Is it the first time you composed the music for a Romanian film?


Yes. The Rest is Silence is my first Romanian film.


How did you find the script of the film?


Excellent script. It convinced me on my first reading, when I hadn't seen any image, yet. It is true that I had watched all of Nae Caranfil's films. I knew he was a very good director; I thought the script was brilliant and it was a true source of inspiration for me.


Which elements inspired you when composing? What influences can be retrieved in the compositions for this film?


Nae Caranfil is very passionate about the works of Ennio Morricone, so he often asked me to listen to his works. It is also true that I immediately told him: "I will not compose as Ennio Morricone did. I do understand what you need, but I will use my own style." This was followed by a few discussions on the matter; we tried to compromise between the romantic style of the movie and my personal style.


Which was the relationship between music and image? Did the soundtrack have any impact on the images, or vice versa?


I wrote the music on the final montage of the film, but I had begun composing some of the main themes after reading the script. I was already working on them before Nae made the film. The music we chose may have influenced him when making certain scenes. However, we only recorded on final montage. It was very difficult because I did this in a "60s" studio, without a chronometer, without the essential equipment used for adding the soundtrack to the montage. Still, I am glad I managed to overcome this challenge, as well.


Could you describe your collaboration with director Nae Caranfil for us?


It was excellent. It all went very well. We're on the same wavelength and we're passionate about the same type of films, the same music. It was obvious that everything would go well. This collaboration will continue and a few evenings ago Nae called to tell me that he would make a new movie soon and that his only "condition" was to hire me as a composer for his soundtrack.


What do you think about the impact of the movie both in Romania and France?


I cannot express an opinion on this matter; I do not live in Romania and I cannot answer to that. What can I tell though is that the Romanians living in France enjoyed the film a lot. There is an important community of Romanians in Paris, who take pride in this film, because it exceeds the clichés, the realistic and minimalist nuance of Romanian cinematography.

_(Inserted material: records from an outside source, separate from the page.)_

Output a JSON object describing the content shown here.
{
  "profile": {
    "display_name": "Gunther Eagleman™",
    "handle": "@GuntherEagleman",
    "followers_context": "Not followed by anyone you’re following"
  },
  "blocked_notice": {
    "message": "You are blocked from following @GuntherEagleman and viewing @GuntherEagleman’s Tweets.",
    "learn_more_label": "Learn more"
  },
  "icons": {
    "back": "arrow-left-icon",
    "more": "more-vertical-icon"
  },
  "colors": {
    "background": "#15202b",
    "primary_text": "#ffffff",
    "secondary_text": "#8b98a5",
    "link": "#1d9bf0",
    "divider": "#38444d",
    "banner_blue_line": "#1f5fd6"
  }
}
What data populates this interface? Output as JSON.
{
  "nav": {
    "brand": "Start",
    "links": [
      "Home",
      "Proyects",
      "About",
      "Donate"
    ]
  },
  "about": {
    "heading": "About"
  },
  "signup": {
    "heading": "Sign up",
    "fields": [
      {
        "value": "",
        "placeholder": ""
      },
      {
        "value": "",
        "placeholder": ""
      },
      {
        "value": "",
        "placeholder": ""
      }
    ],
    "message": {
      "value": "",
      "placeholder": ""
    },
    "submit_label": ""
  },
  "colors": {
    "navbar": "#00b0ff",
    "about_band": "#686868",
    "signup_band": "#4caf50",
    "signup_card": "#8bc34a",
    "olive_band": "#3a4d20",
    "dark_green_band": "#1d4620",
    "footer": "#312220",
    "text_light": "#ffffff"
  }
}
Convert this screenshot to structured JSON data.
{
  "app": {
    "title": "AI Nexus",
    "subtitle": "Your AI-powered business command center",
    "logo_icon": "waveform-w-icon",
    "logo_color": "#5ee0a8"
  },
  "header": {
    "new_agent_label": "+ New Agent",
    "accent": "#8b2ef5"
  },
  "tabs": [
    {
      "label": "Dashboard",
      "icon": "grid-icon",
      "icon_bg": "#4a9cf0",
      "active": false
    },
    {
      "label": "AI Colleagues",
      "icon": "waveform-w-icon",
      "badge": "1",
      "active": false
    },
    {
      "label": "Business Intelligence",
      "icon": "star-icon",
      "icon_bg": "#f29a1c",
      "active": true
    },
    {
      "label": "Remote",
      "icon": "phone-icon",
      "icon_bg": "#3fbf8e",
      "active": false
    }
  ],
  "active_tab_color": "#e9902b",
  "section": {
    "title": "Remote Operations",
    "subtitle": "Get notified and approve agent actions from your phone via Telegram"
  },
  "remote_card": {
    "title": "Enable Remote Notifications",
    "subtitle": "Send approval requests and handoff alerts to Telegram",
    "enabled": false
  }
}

I guess they are proud that The Rest is Silence can prove that Romanian cinematography is an ample and rich phenomenon, due to exceptional directors, such as my friend, Nae Caranfil.
Petra Gherasim
Translated by Andreea Banciu
MA Student, MTTLC, Bucharest University